There are few things quite as painful as sitting through bad improv. Go sit in the front row of the community theatre and watch your Aunt Gina’s church improv group do a scene built around the audience-suggested topic “catnip,” and say you do not want to gouge out your own eyes and sell them on the black market. At its worst, it comes off cheesy, overdone and insincere, but at its best, it transforms a thin story line into something fantastic. When a fine-tuned improv superstar walks out into the world with nothing but a character, or when comedy actors successful drive a scene from point A to point B without following a detailed line of dialogue, the result is unexpected and makes us laugh because it mirrors real life in a way that we always want to: making something out of nothing. The art of improvisation has become a popular comedic technique employed in movies, and though good improv films use the comedic technique in varying ways (some films are completely improvised, and some are loosely scripted), the following three films all have this in common: they are genuine and they are relatable, which makes them funny.

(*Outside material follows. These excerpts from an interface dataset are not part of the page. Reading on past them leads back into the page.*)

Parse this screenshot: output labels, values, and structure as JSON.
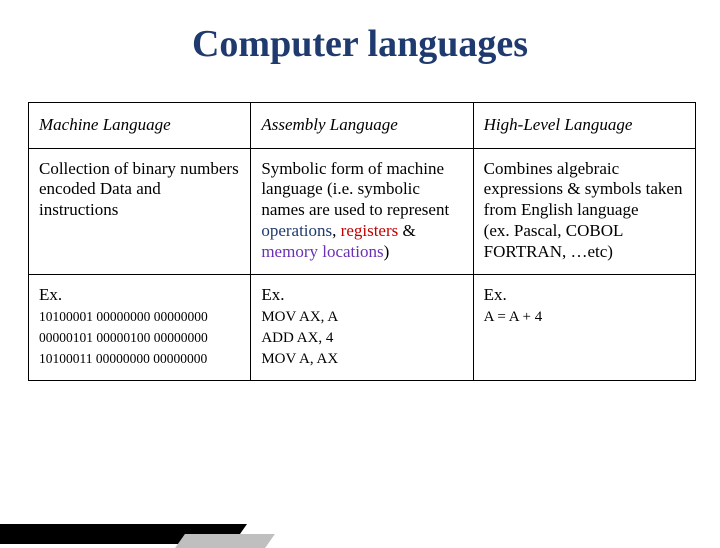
{
  "title": "Computer languages",
  "table": {
    "headers": [
      "Machine Language",
      "Assembly Language",
      "High-Level Language"
    ],
    "row_desc": {
      "machine": "Collection of binary numbers  encoded Data and instructions",
      "assembly": {
        "pre": "Symbolic form of machine language (i.e. symbolic names are used to represent ",
        "w1": "operations",
        "sep1": ", ",
        "w2": "registers",
        "sep2": " & ",
        "w3": "memory locations",
        "post": ")"
      },
      "highlevel": "Combines algebraic expressions & symbols taken from English language\n(ex. Pascal, COBOL FORTRAN, …etc)"
    },
    "row_ex": {
      "label": "Ex.",
      "machine_code": "10100001 00000000 00000000\n00000101 00000100 00000000\n10100011 00000000 00000000",
      "assembly_code": "MOV AX, A\nADD AX, 4\nMOV A, AX",
      "highlevel_code": "A = A + 4"
    }
  }
}
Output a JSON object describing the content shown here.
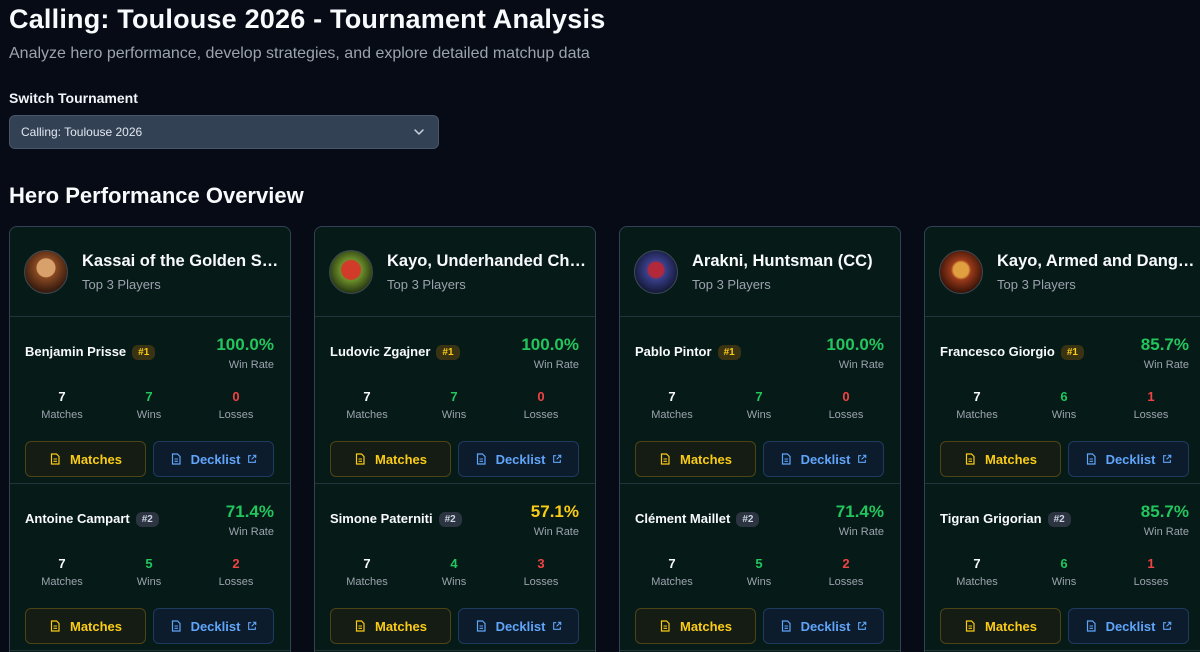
{
  "header": {
    "title": "Calling: Toulouse 2026 - Tournament Analysis",
    "subtitle": "Analyze hero performance, develop strategies, and explore detailed matchup data"
  },
  "switcher": {
    "label": "Switch Tournament",
    "selected": "Calling: Toulouse 2026"
  },
  "section": {
    "title": "Hero Performance Overview"
  },
  "labels": {
    "top_players": "Top 3 Players",
    "win_rate": "Win Rate",
    "matches": "Matches",
    "wins": "Wins",
    "losses": "Losses",
    "matches_button": "Matches",
    "decklist_button": "Decklist"
  },
  "colors": {
    "win_high": "#22c55e",
    "win_mid": "#facc15",
    "loss": "#ef4444",
    "matches_accent": "#facc15",
    "decklist_accent": "#60a5fa"
  },
  "icons": {
    "select": "chevron-down-icon",
    "matches": "document-icon",
    "decklist": [
      "document-icon",
      "external-link-icon"
    ]
  },
  "heroes": [
    {
      "name": "Kassai of the Golden Sand",
      "players": [
        {
          "name": "Benjamin Prisse",
          "rank": "#1",
          "win_rate": "100.0%",
          "matches": "7",
          "wins": "7",
          "losses": "0"
        },
        {
          "name": "Antoine Campart",
          "rank": "#2",
          "win_rate": "71.4%",
          "matches": "7",
          "wins": "5",
          "losses": "2"
        }
      ]
    },
    {
      "name": "Kayo, Underhanded Cheat",
      "players": [
        {
          "name": "Ludovic Zgajner",
          "rank": "#1",
          "win_rate": "100.0%",
          "matches": "7",
          "wins": "7",
          "losses": "0"
        },
        {
          "name": "Simone Paterniti",
          "rank": "#2",
          "win_rate": "57.1%",
          "matches": "7",
          "wins": "4",
          "losses": "3"
        }
      ]
    },
    {
      "name": "Arakni, Huntsman (CC)",
      "players": [
        {
          "name": "Pablo Pintor",
          "rank": "#1",
          "win_rate": "100.0%",
          "matches": "7",
          "wins": "7",
          "losses": "0"
        },
        {
          "name": "Clément Maillet",
          "rank": "#2",
          "win_rate": "71.4%",
          "matches": "7",
          "wins": "5",
          "losses": "2"
        }
      ]
    },
    {
      "name": "Kayo, Armed and Dangerous",
      "players": [
        {
          "name": "Francesco Giorgio",
          "rank": "#1",
          "win_rate": "85.7%",
          "matches": "7",
          "wins": "6",
          "losses": "1"
        },
        {
          "name": "Tigran Grigorian",
          "rank": "#2",
          "win_rate": "85.7%",
          "matches": "7",
          "wins": "6",
          "losses": "1"
        }
      ]
    }
  ]
}
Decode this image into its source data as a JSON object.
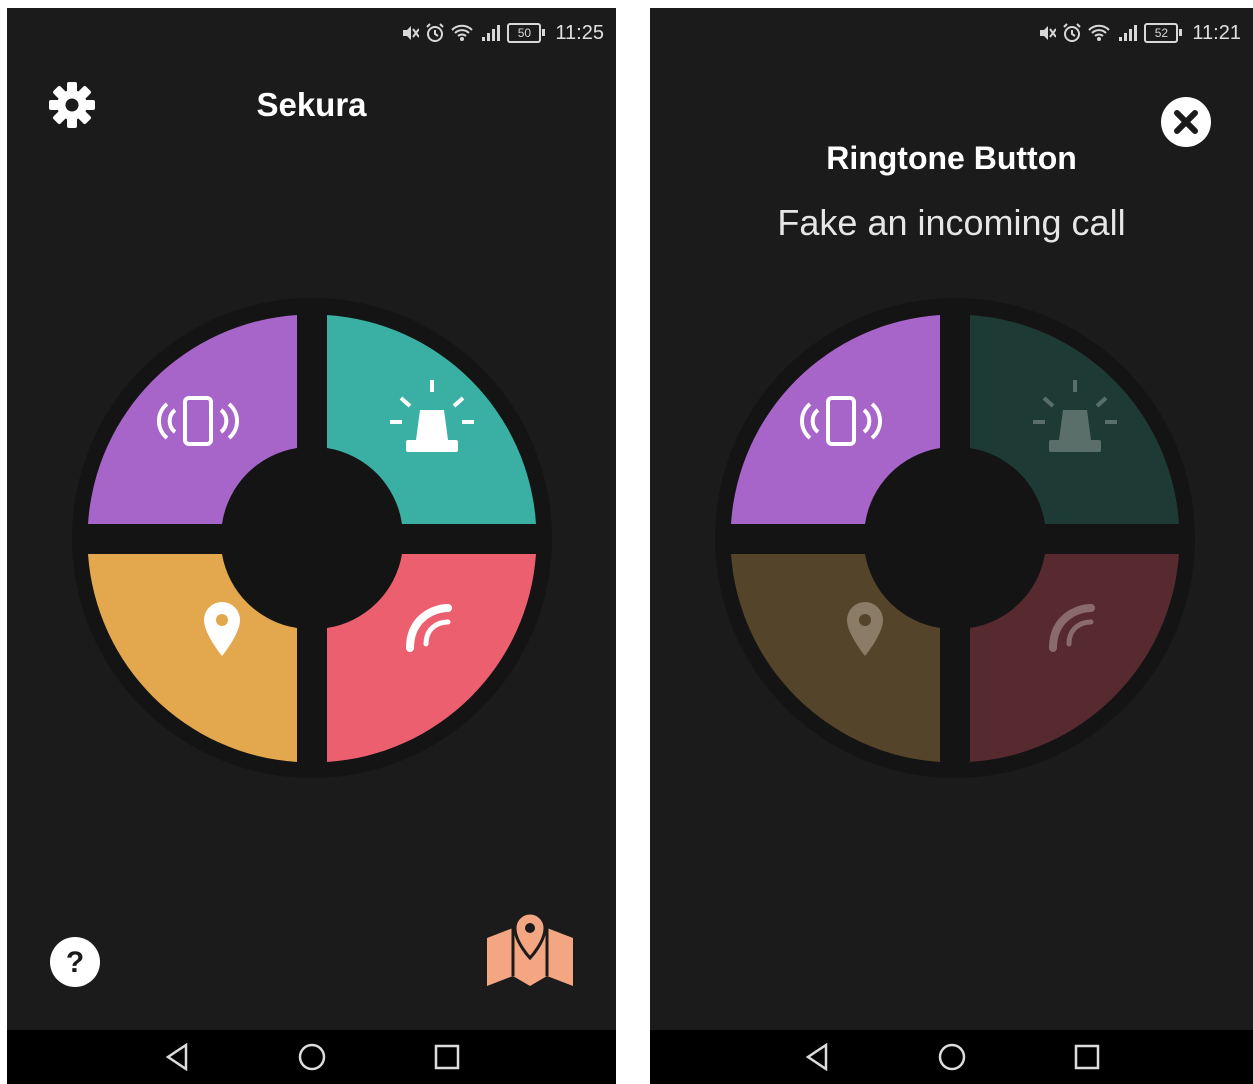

Despite the fact that the movie is a series of interviews with real people, Sacha Baron Cohen‘s controversial 2006 film was nominated for an Oscar in the category of “Best Adapted Screenplay.” There is a script for the movie—the writers, led by Cohen, sat down to imagine the direction they wanted to take each scene, and the character of Borat, a reporter from Kazahkstan, is certainly a product of the writing process, but the magic of the film happens in the unexpected moments. While the writers had to envision scenes that would leave Cohen opportunities for comedy, the hilarity comes from the honest reactions of the people that his character encounters. Though this movie is funny, it exposes some of the not-so-great aspects of American culture, especially in the face of a foreigner as ridiculous as Borat. Cohen’s commitment to character is highly respectable, and his performance genius.
“This is Spinal Tap!”
Considered a cult classic, this Rob Reiner film follows a 1980s British heavy metal band as they attempt an American reunion tour. The absolute beauty of this movie comes in the ad-libbed conversations. One of the most famous exchanges happens when Spinal Tap leading man Nigel Tufnel (Christopher Guest) shows documentarian Marty DiBergi (Reiner) his “special” amplifiers. While on most amps, the volume notch goes to the number 10, Nigel proudly displays that the Spinal Tap amps go all the way to 11. “One louder.” Marty responds, “Why don’t you just make ten louder and make ten be the top number and make that a little louder?” Then, there is a weighty pause, a genius moment based purely on what is not being said: Nigel is an idiot.
“The 40-Year-Old Virgin”
Though this movie does have a script, adding improv superstar Steve Carell to a cast rife with comedic talent (Seth Rogen, Jane Lynch, Paul Rudd, Romany Malco) begs for the freedom to move off script. Much like the HBO show, “Curb Your Enthusiasm,” Apatow‘s comedy movie follows a plotline; his scenes have definite goals and important points, but the actors converse naturally. For example, when Andy (Carrell) goes in to wax his chest, not only are the lines real, but the waxing is real. What you see on film is Carrell’s honest reaction to ripping out his long mane of chest hair, and the rest of the guys in the shoot simply stand by and laugh. These are real laughs at Steve’s very real pain. For the audience, these do not seem like actors. These seem like real guys, and every interaction they have is funny because of its relatability, the way it rings true, which is and should be at the core of great improv.